I grew up in deep South Texas where almost every day felt like summer, and I spent many of those days enjoying the beautiful beaches of South Padre Island. I recently visited home armed with “Waterproof SPF 60” sunscreen. I came back sunburn free, but I found out that starting next summer, I may not be able to find any sunscreens with that label.The Food and Drug Administration recently announced new requirements for the safety, effectiveness, and marketing of sunscreens. The main changes include:
Sunscreens that protect against UVA and UVB can be labeled “Broad Spectrum SPF”, and the use of claims to reduce the risk of skin cancer will be limited to sunscreens that have a Broad Spectrum SPF ≥ 15.
The FDA prohibits sunscreens from using “waterproof”, “sweatproof”, or “sunblock” on the label. Sunscreens can make claims of water resistance, but they must indicate how long the sunscreen is effective in conditions of swimming or sweating.
“Drug Facts” will be required on all labels.
A proposed rule by the FDA would cap the use of SPF value on labels to “50+” because there is limited evidence to suggest that a sunscreen with a SPF > 50 is more effective than a SPF 50 sunscreen.
The new regulations aim to help consumers choose and use sunscreen more effectively, which may help reduce the incidence of skin cancer, the most common type of cancer in the United States. Sunscreens protect against the damaging UV rays of the sun and a healthy diet rich in fruits and vegetables may also provide some protection. Although there have been only a few randomized controlled trials, numerous animal trials suggest that some phytochemicals may protect the skin against UV irradiation induced inflammation and DNA damage. Eating a diet rich in fruits and vegetables will provide more benefits than just reducing one's risk of skin cancer; therefore, I am an advocate of choosing the whole food. However, increasing the effectiveness of sunscreens by adding in fruit and/or vegetable extracts could be the next best thing. A couple of examples:
Black Raspberries: Mice that were treated with a topical gel containing black raspberry extract after each UVB exposure (3 times/week for 25 weeks) had significantly lower tumor incidence and tumor size compared to mice that were treated with a topical gel without the extract. The author's suggested that the anthoycanins in the berries, which are rapidly absorbed through the skin, may have reduced the harmful effects of UVB exposure by decreasing inflammation and oxidative DNA damage.
Resveratrol: Resveratrol, a polyphenol found in grapes and red wine, was administered topically to mice either 30 minutes before or 5 minutes after each UVB exposure (2 times/week for 28 weeks). The resveratrol-treated mice (both pre- and post- UVB exposure) developed tumors later than the control animals and had significantly lower tumor incidence and tumor multiplicity (tumors/mouse). Interestingly, pre- and post-treatment with resveratrol had similar effectiveness, and this study further suggested that resveratrol was chemoprotective by reducing the expression of Survivin, a regulator of cell survival that is overexpressed in numerous cancers.

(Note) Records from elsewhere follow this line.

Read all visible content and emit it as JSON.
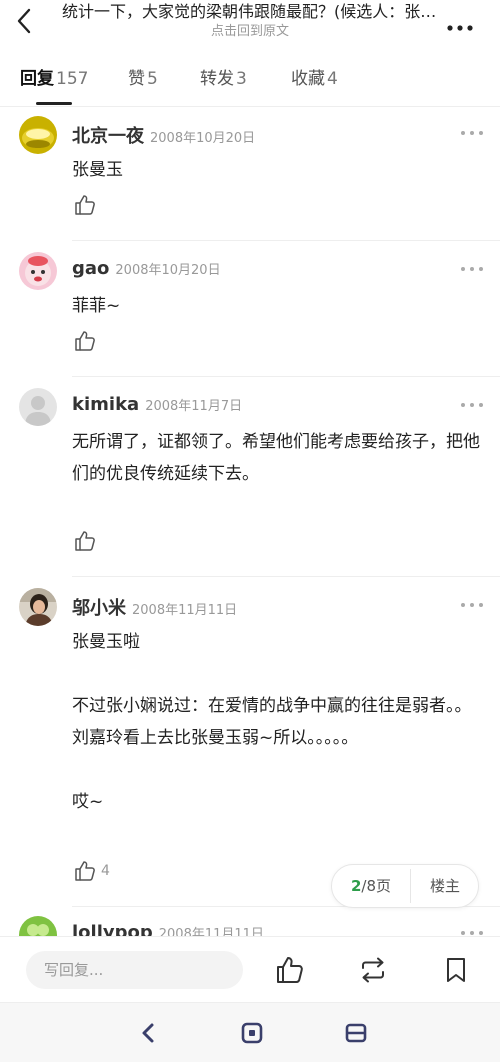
{
  "header": {
    "title": "统计一下，大家觉的梁朝伟跟随最配？(候选人：张…",
    "subtitle": "点击回到原文"
  },
  "tabs": [
    {
      "label": "回复",
      "count": "157"
    },
    {
      "label": "赞",
      "count": "5"
    },
    {
      "label": "转发",
      "count": "3"
    },
    {
      "label": "收藏",
      "count": "4"
    }
  ],
  "comments": [
    {
      "user": "北京一夜",
      "date": "2008年10月20日",
      "text": "张曼玉",
      "likes": ""
    },
    {
      "user": "gao",
      "date": "2008年10月20日",
      "text": "菲菲~",
      "likes": ""
    },
    {
      "user": "kimika",
      "date": "2008年11月7日",
      "text": "无所谓了，证都领了。希望他们能考虑要给孩子，把他们的优良传统延续下去。",
      "likes": ""
    },
    {
      "user": "邬小米",
      "date": "2008年11月11日",
      "text": "张曼玉啦\n\n不过张小娴说过：在爱情的战争中赢的往往是弱者。。\n刘嘉玲看上去比张曼玉弱~所以。。。。。\n\n哎~",
      "likes": "4"
    },
    {
      "user": "lollypop",
      "date": "2008年11月11日",
      "text": "",
      "likes": ""
    }
  ],
  "pagination": {
    "current": "2",
    "total": "/8页",
    "op_label": "楼主"
  },
  "bottom": {
    "reply_placeholder": "写回复..."
  },
  "icons": {
    "back": "chevron-left-icon",
    "more": "more-dots-icon",
    "like": "thumbs-up-icon",
    "repost": "repost-icon",
    "bookmark": "bookmark-icon"
  },
  "colors": {
    "page_current": "#2d9d4a",
    "text": "#222222",
    "muted": "#999999"
  }
}
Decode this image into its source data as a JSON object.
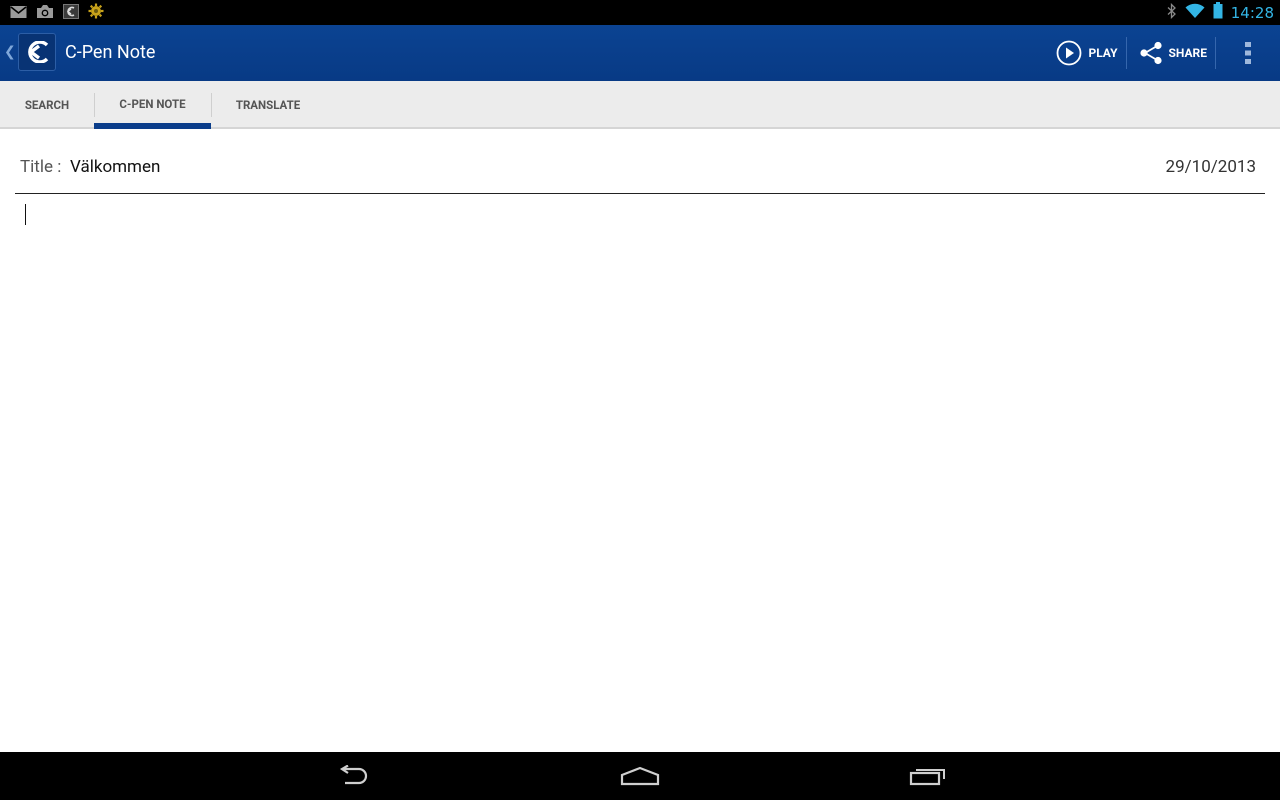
{
  "status_bar": {
    "time": "14:28",
    "left_icons": [
      "gmail-icon",
      "camera-icon",
      "c-pen-icon",
      "settings-app-icon"
    ],
    "right_icons": [
      "bluetooth-icon",
      "wifi-icon",
      "battery-icon"
    ],
    "accent_color": "#33b5e5"
  },
  "action_bar": {
    "title": "C-Pen Note",
    "background_color": "#0a3d8a",
    "play_label": "PLAY",
    "share_label": "SHARE"
  },
  "tabs": [
    {
      "label": "SEARCH",
      "active": false
    },
    {
      "label": "C-PEN NOTE",
      "active": true
    },
    {
      "label": "TRANSLATE",
      "active": false
    }
  ],
  "note": {
    "title_label": "Title :",
    "title_value": "Välkommen",
    "date": "29/10/2013",
    "body": ""
  },
  "nav_bar": {
    "buttons": [
      "back-icon",
      "home-icon",
      "recent-apps-icon"
    ]
  }
}
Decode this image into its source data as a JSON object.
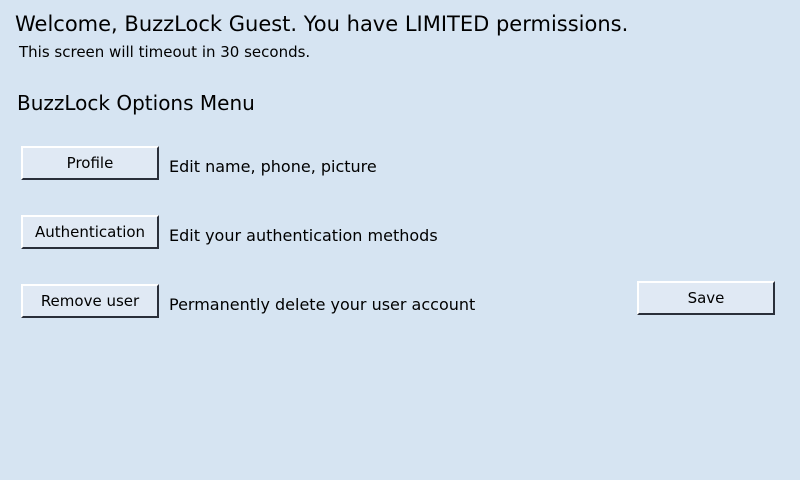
{
  "header": {
    "welcome": "Welcome, BuzzLock Guest. You have LIMITED permissions.",
    "timeout": "This screen will timeout in 30 seconds."
  },
  "menu": {
    "title": "BuzzLock Options Menu",
    "items": [
      {
        "label": "Profile",
        "description": "Edit name, phone, picture"
      },
      {
        "label": "Authentication",
        "description": "Edit your authentication methods"
      },
      {
        "label": "Remove user",
        "description": "Permanently delete your user account"
      }
    ]
  },
  "actions": {
    "save_label": "Save"
  },
  "colors": {
    "background": "#d6e4f2",
    "button_face": "#e0e9f4"
  }
}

More human trials are needed to understand the bioavailability and efficacy of the potentially chemoprotective compounds, but the animal research looks very promising. Next time you head out to enjoy a warm summer day, don't forget the sunscreen, and while I wouldn't recommend covering yourself in blackberry or grape extract, why not pack a snack of fresh berries and grapes for good measure.